The following exemplary steps may be followed. In order to remove the plastic vial cap from the vial 126 (the cap of the vial 126 may be color coded), the aperture 20 is located on the housing 12, and the cap is placed in the aperture as shown in, for example, FIG. 26 and as is discussed above. With the vial 126 held sideways with the plastic vial cap against the slot, the vial cap 128 will slide into the slot 22, generally from above. By pressing down on the back or lower end of the vial 126, the plastic vial cap 128 will snap off. The plastic vial cap 128 then drop into the reservoir 32 of the tool 10.
Next, the tip cap is removed from the prefilled diluent syringe as follows. Upon locating the aperture 26 in the housing 12, the user pushes the gray tip cap of the diluent syringe completely into the aperture 26. The user presses down on the actuator button 28 while pulling back on the syringe (i.e., while pulling the syringe back out of the aperture 26). This pulls off the tip cap, and the tip cap drops into the reservoir of the tool.
After preparing the dose of medication as described above, the user must remove the plastic needle cover. Again, with the needle and needle cover attached to the syringe, forward end of the syringe is pushed into the aperture 26. The user again presses down on the actuator button on the top of the tool while pulling back on the syringe (again pulling the syringe back out of the aperture). The plastic needle cover will be pulled off and will drop into the reservoir of the tool 10.
The reservoir may be emptied by twisting the housing off the reservoir in a counter-clockwise direction when the tool is viewed from above. The items in the reservoir may then be suitably disposed of.
For travel, the middle part or reservoir can be removed. The smaller tool then can be easily carried in a purse or travel bag. Preferably, the tool is constructed so as to be dishwasher-safe, although many may find it desirable to wash only on the top rack of the dishwasher so as to avoid close contact with a heat source.
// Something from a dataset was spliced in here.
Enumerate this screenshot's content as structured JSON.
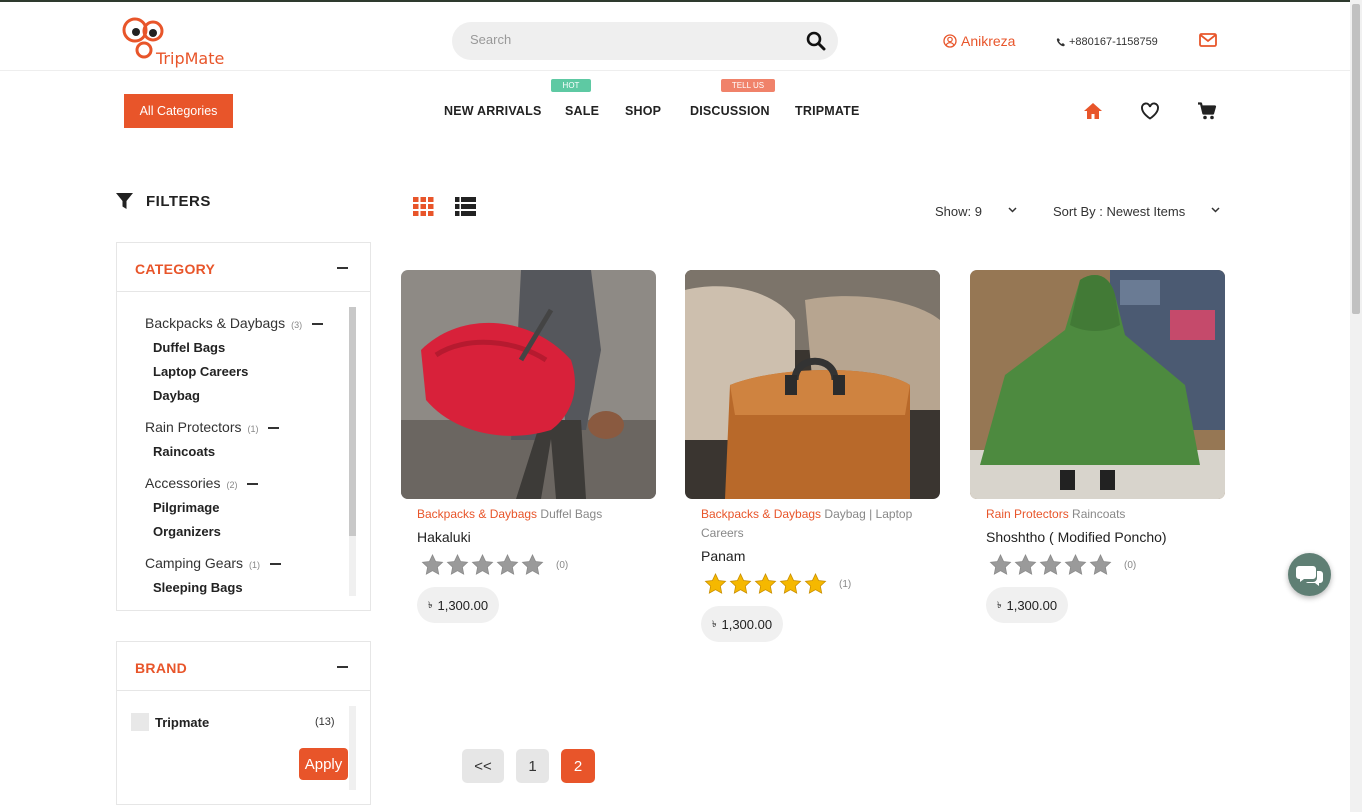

Numerous additional modifications and alternative embodiments of the invention will be apparent to those skilled in the art in view of the foregoing description. This description is to be construed as illustrative only, and is for the purpose of teaching those skilled in the art the best mode of carrying out the invention. The details of the structure and method may be varied substantially without departing from the spirit of the invention, and the exclusive use of all modifications which come within the scope of the appended claims is reserved.